*** Records Section Begins ***
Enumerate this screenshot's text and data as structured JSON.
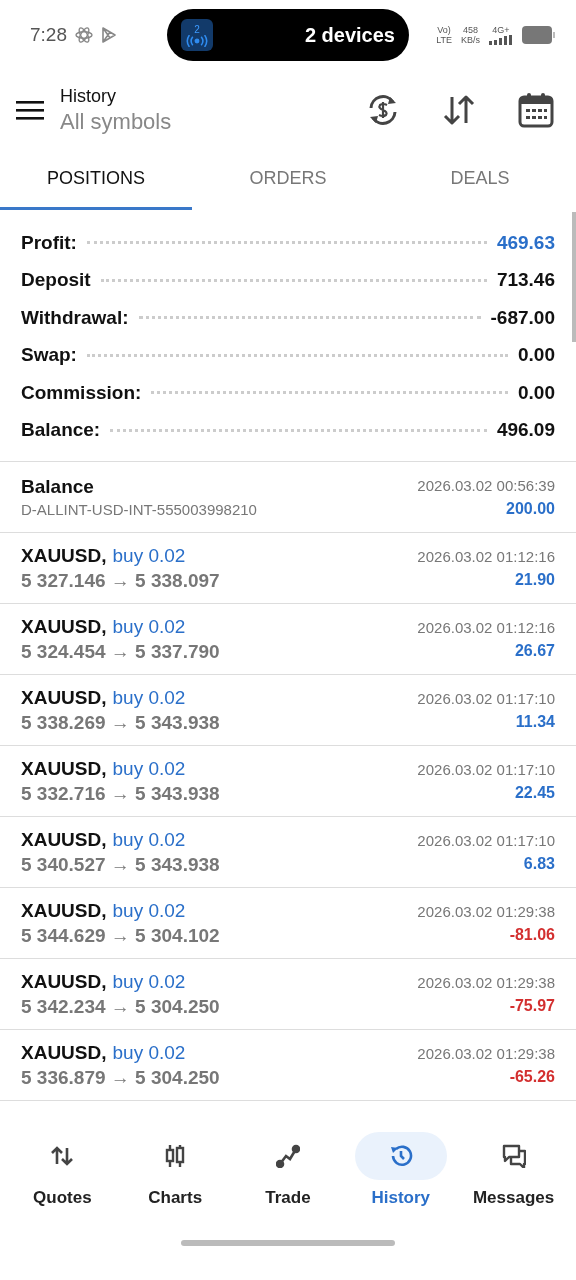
{
  "status_bar": {
    "time": "7:28",
    "pill_text": "2 devices",
    "pill_badge": "2",
    "network_top": "Vo)",
    "network_bottom": "LTE",
    "speed_value": "458",
    "speed_unit": "KB/s",
    "cell_type": "4G+"
  },
  "header": {
    "title": "History",
    "subtitle": "All symbols"
  },
  "tabs": [
    {
      "label": "POSITIONS",
      "selected": true
    },
    {
      "label": "ORDERS",
      "selected": false
    },
    {
      "label": "DEALS",
      "selected": false
    }
  ],
  "summary": [
    {
      "label": "Profit:",
      "value": "469.63",
      "highlight": true
    },
    {
      "label": "Deposit",
      "value": "713.46",
      "highlight": false
    },
    {
      "label": "Withdrawal:",
      "value": "-687.00",
      "highlight": false
    },
    {
      "label": "Swap:",
      "value": "0.00",
      "highlight": false
    },
    {
      "label": "Commission:",
      "value": "0.00",
      "highlight": false
    },
    {
      "label": "Balance:",
      "value": "496.09",
      "highlight": false
    }
  ],
  "deals": [
    {
      "kind": "balance",
      "symbol": "Balance",
      "detail": "D-ALLINT-USD-INT-555003998210",
      "time": "2026.03.02 00:56:39",
      "amount": "200.00",
      "color": "#2a6fc9"
    },
    {
      "kind": "trade",
      "symbol": "XAUUSD,",
      "side": "buy 0.02",
      "detail": "5 327.146 → 5 338.097",
      "time": "2026.03.02 01:12:16",
      "amount": "21.90",
      "color": "#2a6fc9"
    },
    {
      "kind": "trade",
      "symbol": "XAUUSD,",
      "side": "buy 0.02",
      "detail": "5 324.454 → 5 337.790",
      "time": "2026.03.02 01:12:16",
      "amount": "26.67",
      "color": "#2a6fc9"
    },
    {
      "kind": "trade",
      "symbol": "XAUUSD,",
      "side": "buy 0.02",
      "detail": "5 338.269 → 5 343.938",
      "time": "2026.03.02 01:17:10",
      "amount": "11.34",
      "color": "#2a6fc9"
    },
    {
      "kind": "trade",
      "symbol": "XAUUSD,",
      "side": "buy 0.02",
      "detail": "5 332.716 → 5 343.938",
      "time": "2026.03.02 01:17:10",
      "amount": "22.45",
      "color": "#2a6fc9"
    },
    {
      "kind": "trade",
      "symbol": "XAUUSD,",
      "side": "buy 0.02",
      "detail": "5 340.527 → 5 343.938",
      "time": "2026.03.02 01:17:10",
      "amount": "6.83",
      "color": "#2a6fc9"
    },
    {
      "kind": "trade",
      "symbol": "XAUUSD,",
      "side": "buy 0.02",
      "detail": "5 344.629 → 5 304.102",
      "time": "2026.03.02 01:29:38",
      "amount": "-81.06",
      "color": "#d32f2f"
    },
    {
      "kind": "trade",
      "symbol": "XAUUSD,",
      "side": "buy 0.02",
      "detail": "5 342.234 → 5 304.250",
      "time": "2026.03.02 01:29:38",
      "amount": "-75.97",
      "color": "#d32f2f"
    },
    {
      "kind": "trade",
      "symbol": "XAUUSD,",
      "side": "buy 0.02",
      "detail": "5 336.879 → 5 304.250",
      "time": "2026.03.02 01:29:38",
      "amount": "-65.26",
      "color": "#d32f2f"
    }
  ],
  "nav": [
    {
      "kind": "quotes",
      "label": "Quotes",
      "selected": false
    },
    {
      "kind": "charts",
      "label": "Charts",
      "selected": false
    },
    {
      "kind": "trade",
      "label": "Trade",
      "selected": false
    },
    {
      "kind": "history",
      "label": "History",
      "selected": true
    },
    {
      "kind": "messages",
      "label": "Messages",
      "selected": false
    }
  ]
}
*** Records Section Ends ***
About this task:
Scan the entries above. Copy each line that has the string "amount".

Result for this task:
      "amount": "200.00",
      "amount": "21.90",
      "amount": "26.67",
      "amount": "11.34",
      "amount": "22.45",
      "amount": "6.83",
      "amount": "-81.06",
      "amount": "-75.97",
      "amount": "-65.26",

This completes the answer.